Currently, the Selma Estates community drinking water treatment system consists of four drilled wells, one 165,000 gallon ground storage tank, three booster pumps, a 5,000 gallon hydropneumatic storage tank, a sodium hypochlorite feed facility, a greensand filtration unit, a fluoride feed system, an orthophosphate feed system, a standby generator and the pipes comprising the distribution system. The hypochlorination together with the atmospheric storage tank is capable of providing 4-log inactivation of virus treatment. Wastewater is collected and treated to a high degree at the wastewater treatment plant (WWTP). Here, most organic material and nutrients are removed through biological treatment before being disinfected and discharged to an unnamed tributary of Limestone Branch.

Additional information on the progress of the new water treatment system can be found here.
 

The Reserve at Rokeby

Water is supplied to The Reserve at Rokeby by four community wells. Water is treated with disinfectant to ensure water quality does not degrade in the distribution system. The system includes a storage tank to help meet the demands of peak-use periods.

Village Green at Elysian Heights

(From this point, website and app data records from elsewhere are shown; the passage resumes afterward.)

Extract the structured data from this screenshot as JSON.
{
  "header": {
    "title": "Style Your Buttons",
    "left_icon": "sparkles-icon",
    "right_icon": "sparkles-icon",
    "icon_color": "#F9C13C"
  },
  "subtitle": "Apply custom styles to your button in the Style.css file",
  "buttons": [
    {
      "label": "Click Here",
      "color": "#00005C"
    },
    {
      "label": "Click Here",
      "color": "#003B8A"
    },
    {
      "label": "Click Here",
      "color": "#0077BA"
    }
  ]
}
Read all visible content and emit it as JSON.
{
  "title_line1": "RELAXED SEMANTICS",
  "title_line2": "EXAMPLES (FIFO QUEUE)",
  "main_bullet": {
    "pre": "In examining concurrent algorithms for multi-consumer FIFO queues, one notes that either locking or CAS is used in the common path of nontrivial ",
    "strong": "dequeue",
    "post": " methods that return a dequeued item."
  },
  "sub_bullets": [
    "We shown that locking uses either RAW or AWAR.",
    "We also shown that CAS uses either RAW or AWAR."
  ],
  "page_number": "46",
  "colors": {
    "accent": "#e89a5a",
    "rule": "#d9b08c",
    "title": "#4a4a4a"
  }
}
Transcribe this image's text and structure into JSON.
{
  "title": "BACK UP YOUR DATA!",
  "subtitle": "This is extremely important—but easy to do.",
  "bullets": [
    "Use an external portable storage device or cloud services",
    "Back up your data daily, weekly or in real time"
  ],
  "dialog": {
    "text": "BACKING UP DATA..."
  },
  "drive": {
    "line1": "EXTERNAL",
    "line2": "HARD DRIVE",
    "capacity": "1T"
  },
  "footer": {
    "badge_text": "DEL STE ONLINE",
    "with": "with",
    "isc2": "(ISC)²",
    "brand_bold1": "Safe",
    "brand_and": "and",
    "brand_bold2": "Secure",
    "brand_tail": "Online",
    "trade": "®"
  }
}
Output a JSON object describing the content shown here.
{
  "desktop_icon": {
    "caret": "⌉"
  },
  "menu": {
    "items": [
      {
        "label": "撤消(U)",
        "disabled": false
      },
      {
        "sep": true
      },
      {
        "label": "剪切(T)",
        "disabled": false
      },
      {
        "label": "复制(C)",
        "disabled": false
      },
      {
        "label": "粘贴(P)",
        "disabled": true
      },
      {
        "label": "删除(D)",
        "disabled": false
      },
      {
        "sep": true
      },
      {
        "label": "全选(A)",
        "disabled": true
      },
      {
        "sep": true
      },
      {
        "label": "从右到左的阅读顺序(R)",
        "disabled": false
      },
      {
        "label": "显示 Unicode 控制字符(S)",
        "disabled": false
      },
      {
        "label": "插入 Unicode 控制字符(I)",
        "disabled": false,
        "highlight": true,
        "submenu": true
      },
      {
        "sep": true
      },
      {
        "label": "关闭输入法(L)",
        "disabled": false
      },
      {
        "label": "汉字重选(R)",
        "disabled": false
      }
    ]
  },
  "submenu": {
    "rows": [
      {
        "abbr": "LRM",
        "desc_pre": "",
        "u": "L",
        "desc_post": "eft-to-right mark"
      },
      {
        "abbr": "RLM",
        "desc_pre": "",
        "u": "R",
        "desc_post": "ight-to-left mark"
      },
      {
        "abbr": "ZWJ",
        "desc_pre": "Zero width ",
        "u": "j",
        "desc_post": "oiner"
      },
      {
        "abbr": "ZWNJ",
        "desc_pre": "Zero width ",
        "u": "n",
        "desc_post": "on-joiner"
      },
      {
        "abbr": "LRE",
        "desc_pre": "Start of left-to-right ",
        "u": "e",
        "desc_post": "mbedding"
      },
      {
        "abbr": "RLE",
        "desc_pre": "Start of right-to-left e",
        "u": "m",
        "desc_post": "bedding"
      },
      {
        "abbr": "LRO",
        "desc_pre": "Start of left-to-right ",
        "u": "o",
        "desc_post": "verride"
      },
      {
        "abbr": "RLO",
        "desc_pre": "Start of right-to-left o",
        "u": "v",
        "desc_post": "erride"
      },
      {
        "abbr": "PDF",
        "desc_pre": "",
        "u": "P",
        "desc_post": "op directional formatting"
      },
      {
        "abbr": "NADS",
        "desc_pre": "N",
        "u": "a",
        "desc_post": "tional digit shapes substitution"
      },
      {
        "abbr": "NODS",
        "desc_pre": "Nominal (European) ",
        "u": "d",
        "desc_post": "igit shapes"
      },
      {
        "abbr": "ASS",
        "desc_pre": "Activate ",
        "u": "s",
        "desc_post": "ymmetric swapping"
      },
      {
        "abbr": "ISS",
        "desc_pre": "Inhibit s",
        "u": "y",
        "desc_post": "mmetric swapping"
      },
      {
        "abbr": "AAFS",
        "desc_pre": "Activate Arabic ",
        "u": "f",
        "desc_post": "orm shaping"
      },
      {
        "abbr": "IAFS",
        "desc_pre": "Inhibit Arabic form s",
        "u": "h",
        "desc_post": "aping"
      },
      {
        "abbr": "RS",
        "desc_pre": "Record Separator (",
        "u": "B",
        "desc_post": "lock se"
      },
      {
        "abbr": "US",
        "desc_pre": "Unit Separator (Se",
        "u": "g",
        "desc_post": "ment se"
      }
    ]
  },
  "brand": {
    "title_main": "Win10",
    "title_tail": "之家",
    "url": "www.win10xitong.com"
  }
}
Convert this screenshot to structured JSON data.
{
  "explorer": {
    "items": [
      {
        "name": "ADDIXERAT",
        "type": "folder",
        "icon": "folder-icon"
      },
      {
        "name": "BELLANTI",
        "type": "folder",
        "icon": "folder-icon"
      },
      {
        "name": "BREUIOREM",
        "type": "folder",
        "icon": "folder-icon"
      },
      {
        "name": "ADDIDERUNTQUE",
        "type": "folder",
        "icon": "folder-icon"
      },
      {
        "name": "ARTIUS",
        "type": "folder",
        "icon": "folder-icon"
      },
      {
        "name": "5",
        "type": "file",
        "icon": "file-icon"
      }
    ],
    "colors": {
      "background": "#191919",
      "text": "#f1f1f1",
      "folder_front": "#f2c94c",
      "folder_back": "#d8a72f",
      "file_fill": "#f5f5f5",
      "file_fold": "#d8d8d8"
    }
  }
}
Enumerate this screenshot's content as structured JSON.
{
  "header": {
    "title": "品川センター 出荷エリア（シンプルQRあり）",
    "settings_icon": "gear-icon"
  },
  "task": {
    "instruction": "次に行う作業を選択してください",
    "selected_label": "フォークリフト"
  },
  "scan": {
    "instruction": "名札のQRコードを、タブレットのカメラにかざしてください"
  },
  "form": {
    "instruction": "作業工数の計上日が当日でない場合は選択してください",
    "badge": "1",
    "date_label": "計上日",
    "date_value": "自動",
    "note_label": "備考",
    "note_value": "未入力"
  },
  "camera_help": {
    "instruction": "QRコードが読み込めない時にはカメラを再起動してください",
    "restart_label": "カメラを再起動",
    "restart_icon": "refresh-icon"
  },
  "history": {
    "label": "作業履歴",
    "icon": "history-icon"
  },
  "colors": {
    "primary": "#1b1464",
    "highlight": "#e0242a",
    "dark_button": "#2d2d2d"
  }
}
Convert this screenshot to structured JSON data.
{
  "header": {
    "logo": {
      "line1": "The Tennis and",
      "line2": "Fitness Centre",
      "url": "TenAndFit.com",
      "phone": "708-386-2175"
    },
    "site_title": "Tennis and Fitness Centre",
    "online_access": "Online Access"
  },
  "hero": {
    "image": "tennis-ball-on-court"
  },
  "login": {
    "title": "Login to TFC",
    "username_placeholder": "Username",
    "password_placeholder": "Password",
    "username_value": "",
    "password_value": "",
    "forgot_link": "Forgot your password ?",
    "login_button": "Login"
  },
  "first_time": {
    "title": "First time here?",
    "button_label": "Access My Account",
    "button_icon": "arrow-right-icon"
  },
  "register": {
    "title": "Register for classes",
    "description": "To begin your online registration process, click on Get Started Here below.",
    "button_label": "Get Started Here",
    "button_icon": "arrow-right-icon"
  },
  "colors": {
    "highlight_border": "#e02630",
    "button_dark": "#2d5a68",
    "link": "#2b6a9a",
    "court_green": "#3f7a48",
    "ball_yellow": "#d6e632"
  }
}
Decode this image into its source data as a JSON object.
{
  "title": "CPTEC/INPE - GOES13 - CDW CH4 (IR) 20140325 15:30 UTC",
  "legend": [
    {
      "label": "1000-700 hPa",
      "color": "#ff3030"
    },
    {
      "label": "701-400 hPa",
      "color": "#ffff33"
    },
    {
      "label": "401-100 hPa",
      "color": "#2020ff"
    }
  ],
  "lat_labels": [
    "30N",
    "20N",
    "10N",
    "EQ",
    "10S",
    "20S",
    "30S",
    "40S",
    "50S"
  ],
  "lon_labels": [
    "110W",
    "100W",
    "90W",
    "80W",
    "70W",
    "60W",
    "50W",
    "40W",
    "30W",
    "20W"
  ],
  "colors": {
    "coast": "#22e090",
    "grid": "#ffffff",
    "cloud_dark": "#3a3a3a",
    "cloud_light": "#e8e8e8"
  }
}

Water is supplied to Elysian Heights by five community wells. Water quality from these wells is high, and the only form of treatment provided to the water is the addition of fluoride to help prevent cavities and a disinfectant to aid in assuring that water quality does not degrade in the distribution system. The system includes a storage tank to help meet the demands of peak usage periods and to provide water during temporary power losses.Wastewater is collected and treated to a high degree at the wastewater treatment plant. At the plant, most organic material and nutrients are removed through biological treatment before being disinfected and discharged to an unnamed tributary of Limestone Branch.